“But that was not the case then, we were very involved, I was very involved, and I said, ‘We’re going to put this thing out.’ And as a result it became No. 1 in all of the oppressed places all over the world. Such as Berlin in those days, Hong Kong, South Africa, which was not a free country. So I’m pretty proud of that.”
- “Inner City Blues (Make Me Wanna Holler)” by Marvin Gaye
“Inner City Blues” was written by Marvin Gaye and James Nyx Jr. The song asked why life was so tough for African Americans in urban areas with a government rich enough to fund projects like the space program. “Marvin had a good tune, sort of blues-like, but didn’t have any words for it,” Nyx explained in the Detroit Free Press in 1998. “We started putting some stuff in there about how rough things were around town. We laughed about putting lyrics in about high taxes, ’cause both of us owed a lot. And we talked about how the government would send guys to the moon, but not help folks in the ghetto. But we still didn’t have a name, or really a good idea of the song. Then, I was home reading the paper one morning, and saw a headline that said something about the ‘inner city’ of Detroit. And I said, ‘Damn, that’s it. Inner City Blues.'”
“Inner City Blues” was recorded at Motown with Gaye playing piano. Released in October 1971, it was the third single from Gaye’s groundbreaking LP What’s Going On. The shortened “Inner City Blues” single reached No. 9 on the Billboard chart.
- “Say It Loud — I’m Black and I’m Proud” by James Brown
“Say It Loud — I’m Black and I’m Proud” was written by James Brown and his bandleader, Alfred “Pee Wee” Ellis. Released as a two-part single in 1968, the black pride anthem reached No. 1 on the R&B charts and was a Top 10 hit on the Billboard Hot 100. The song was inspired by infighting Brown witnessed among African Americans. The song featured call-and-response between Brown and a group of Los Angeles-area kids brought into the recording studio. “It was necessary to teach pride then, and I think the song did a lot of good for a lot of people,” Brown wrote in his autobiography The Godfather of Soul.
“People called ‘Black and Proud’ militant and angry — maybe because of the line about dying on your feet instead of living on your knees. But really, if you listen to it, it sounds like a children’s song. That’s why I had children in it, so children who heard it could grow up feeling pride … The song cost me a lot of my crossover audience. The racial makeup at my concerts was mostly black after that.
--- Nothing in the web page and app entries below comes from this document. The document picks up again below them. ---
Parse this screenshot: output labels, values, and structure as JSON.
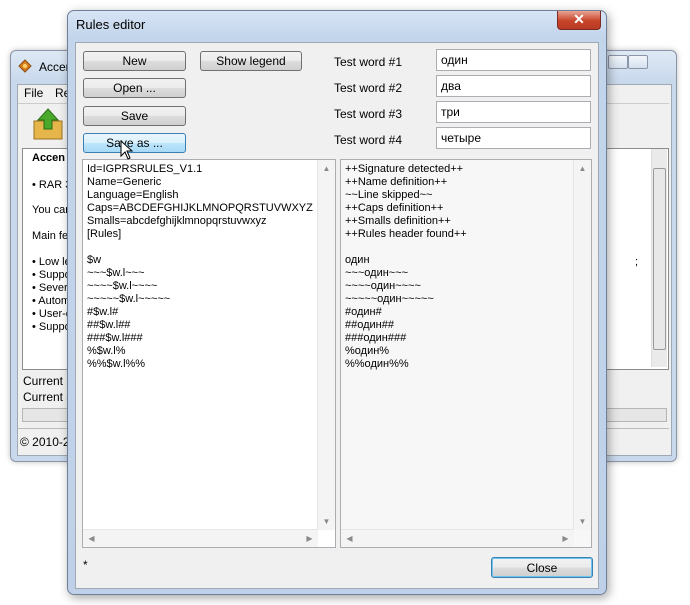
{
  "background_window": {
    "title": "Accen",
    "menu": [
      "File",
      "Re"
    ],
    "text_lines": [
      "Accen",
      "• RAR 3",
      "You can",
      "Main fea",
      "• Low le",
      "• Suppo",
      "• Sever",
      "• Autom",
      "• User-d",
      "• Suppo"
    ],
    "text_right": ";",
    "status_current_1": "Current p",
    "status_current_2": "Current s",
    "copyright": "© 2010-2"
  },
  "dialog": {
    "title": "Rules editor",
    "close_glyph": "✕",
    "buttons": {
      "new": "New",
      "open": "Open ...",
      "save": "Save",
      "save_as": "Save as ...",
      "show_legend": "Show legend",
      "close": "Close"
    },
    "test_words": [
      {
        "label": "Test word #1",
        "value": "один"
      },
      {
        "label": "Test word #2",
        "value": "два"
      },
      {
        "label": "Test word #3",
        "value": "три"
      },
      {
        "label": "Test word #4",
        "value": "четыре"
      }
    ],
    "rules_text": "Id=IGPRSRULES_V1.1\nName=Generic\nLanguage=English\nCaps=ABCDEFGHIJKLMNOPQRSTUVWXYZ\nSmalls=abcdefghijklmnopqrstuvwxyz\n[Rules]\n\n$w\n~~~$w.l~~~\n~~~~$w.l~~~~\n~~~~~$w.l~~~~~\n#$w.l#\n##$w.l##\n###$w.l###\n%$w.l%\n%%$w.l%%",
    "output_text": "++Signature detected++\n++Name definition++\n~~Line skipped~~\n++Caps definition++\n++Smalls definition++\n++Rules header found++\n\nодин\n~~~один~~~\n~~~~один~~~~\n~~~~~один~~~~~\n#один#\n##один##\n###один###\n%один%\n%%один%%",
    "status": "*"
  }
}
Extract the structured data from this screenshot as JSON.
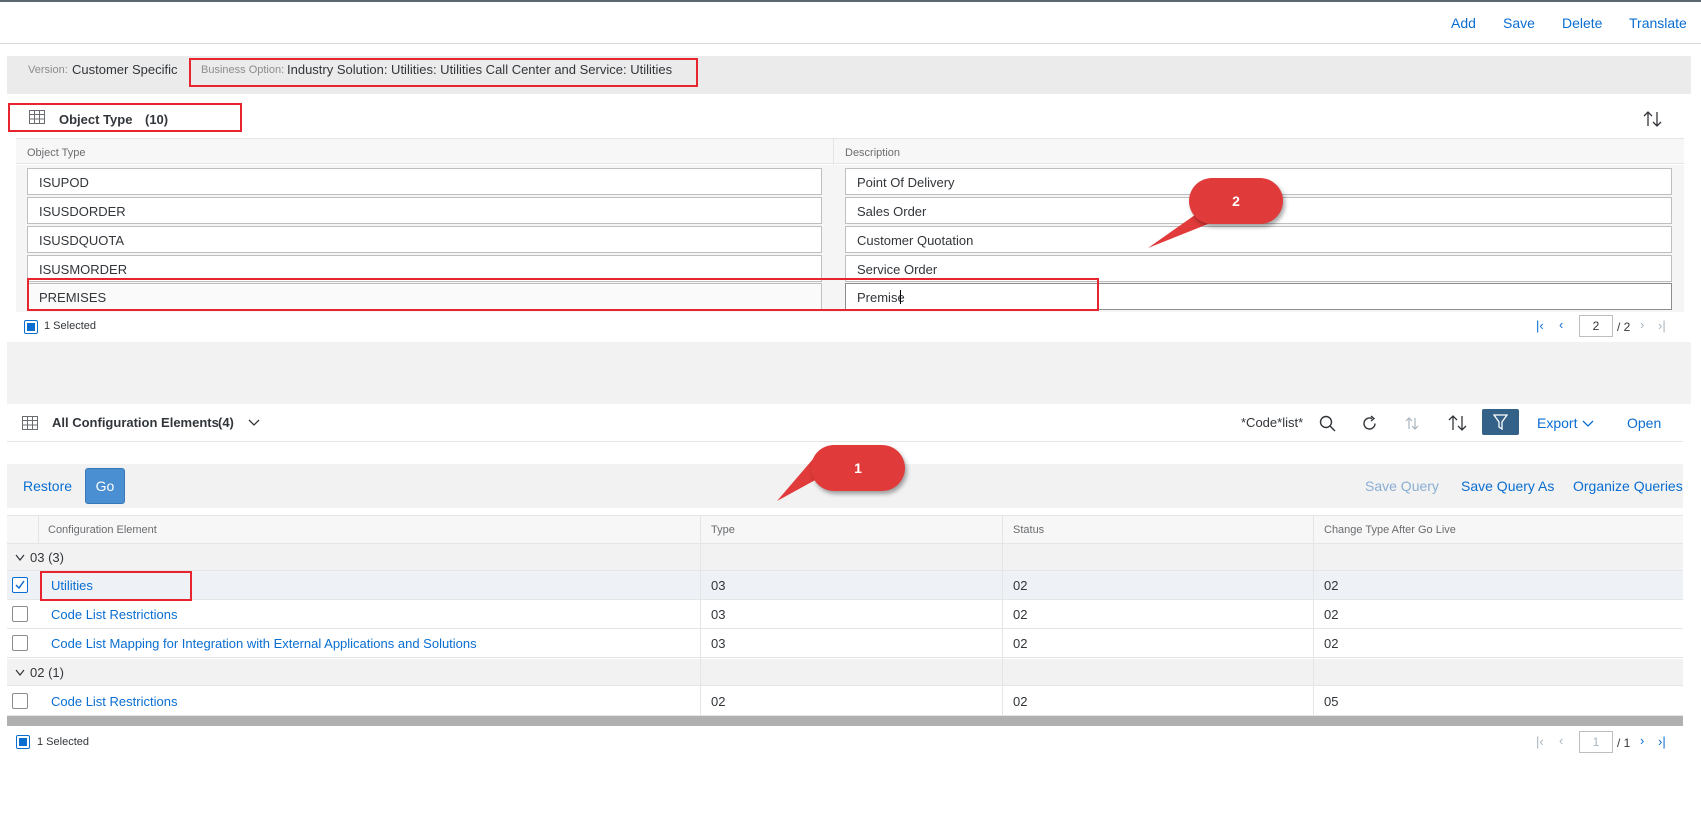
{
  "toolbar": {
    "add": "Add",
    "save": "Save",
    "delete": "Delete",
    "translate": "Translate"
  },
  "header": {
    "version_label": "Version:",
    "version_value": "Customer Specific",
    "business_option_label": "Business Option:",
    "business_option_value": "Industry Solution: Utilities: Utilities Call Center and Service: Utilities"
  },
  "object_type": {
    "title": "Object Type",
    "count": "(10)",
    "col_object_type": "Object Type",
    "col_description": "Description",
    "rows": [
      {
        "type": "ISUPOD",
        "description": "Point Of Delivery"
      },
      {
        "type": "ISUSDORDER",
        "description": "Sales Order"
      },
      {
        "type": "ISUSDQUOTA",
        "description": "Customer Quotation"
      },
      {
        "type": "ISUSMORDER",
        "description": "Service Order"
      },
      {
        "type": "PREMISES",
        "description": "Premise"
      }
    ],
    "selected_text": "1 Selected",
    "page_current": "2",
    "page_total": "/ 2"
  },
  "callouts": {
    "one": "1",
    "two": "2"
  },
  "config": {
    "title": "All Configuration Elements",
    "count": "(4)",
    "search_query": "*Code*list*",
    "export_label": "Export",
    "open_label": "Open",
    "restore_label": "Restore",
    "go_label": "Go",
    "save_query": "Save Query",
    "save_query_as": "Save Query As",
    "organize_queries": "Organize Queries",
    "col_element": "Configuration Element",
    "col_type": "Type",
    "col_status": "Status",
    "col_change": "Change Type After Go Live",
    "groups": [
      {
        "label": "03 (3)",
        "rows": [
          {
            "element": "Utilities",
            "type": "03",
            "status": "02",
            "change": "02",
            "checked": true
          },
          {
            "element": "Code List Restrictions",
            "type": "03",
            "status": "02",
            "change": "02",
            "checked": false
          },
          {
            "element": "Code List Mapping for Integration with External Applications and Solutions",
            "type": "03",
            "status": "02",
            "change": "02",
            "checked": false
          }
        ]
      },
      {
        "label": "02 (1)",
        "rows": [
          {
            "element": "Code List Restrictions",
            "type": "02",
            "status": "02",
            "change": "05",
            "checked": false
          }
        ]
      }
    ],
    "selected_text": "1 Selected",
    "page_current": "1",
    "page_total": "/ 1"
  },
  "colors": {
    "accent": "#0a6ed1",
    "annotation": "#e8242f",
    "go_button": "#4a8fd1",
    "filter_button": "#346187"
  }
}
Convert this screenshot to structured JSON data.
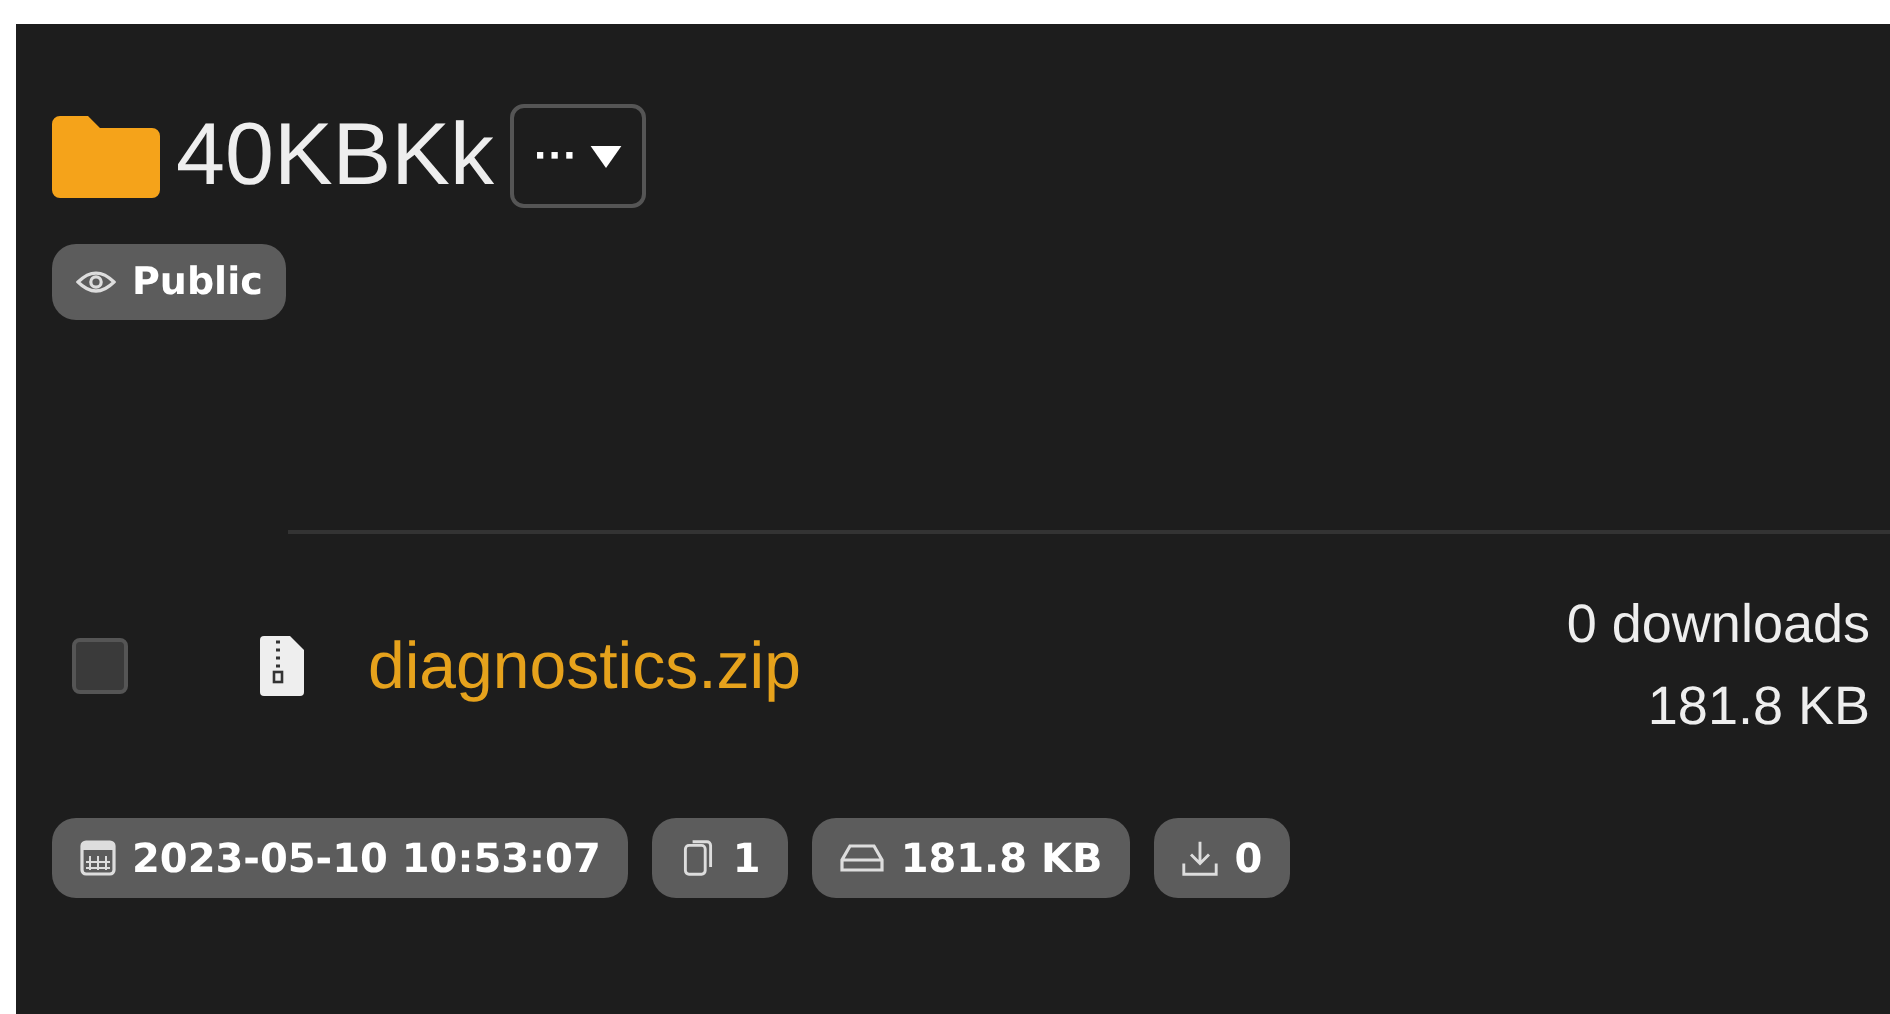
{
  "folder": {
    "name": "40KBKk",
    "menu_label": "···"
  },
  "visibility": {
    "label": "Public"
  },
  "file": {
    "name": "diagnostics.zip",
    "checked": false,
    "downloads": "0 downloads",
    "size": "181.8 KB"
  },
  "stats": [
    {
      "kind": "date",
      "text": "2023-05-10 10:53:07"
    },
    {
      "kind": "files",
      "text": "1"
    },
    {
      "kind": "size",
      "text": "181.8 KB"
    },
    {
      "kind": "downloads",
      "text": "0"
    }
  ]
}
I don’t regret it, though, even if it was misunderstood.”
- “A Change Is Gonna Come” by Sam Cooke
“A Change Is Gonna Come” has become a civil rights anthem in the years since its release as the B-side to Sam Cooke‘s 1964 hit “Shake.” The single was released posthumously days after Cooke, 33, was shot to death in Los Angeles in December 1964.
Cooke was inspired to write “Change” after he and his band were refused rooms at a Shreveport, Louisiana Holiday Inn in 1963 despite having reservations. Cooke was also motivated when he heard Bob Dylan‘s “Blowin’ in the Wind.” Cooke biographer Peter Guralnick wrote in Dream Boogie: The Triumph of Sam Cooke that the singer “was so carried away with the message, and the fact that a white boy had written it, that … he was almost ashamed not to have written something like that himself.”
“It was less work than any song he’d ever written,” Guralnick told NPR. “It almost scared him that the song– it was almost as if the song were intended for somebody else. He grabbed it out of the air and it came to him whole, despite the fact that in many ways it’s probably the most complex song that he wrote. It was both singular — in the sense that you started out, ‘I was born by the river’ — but it also told the story both of a generation and of a people.”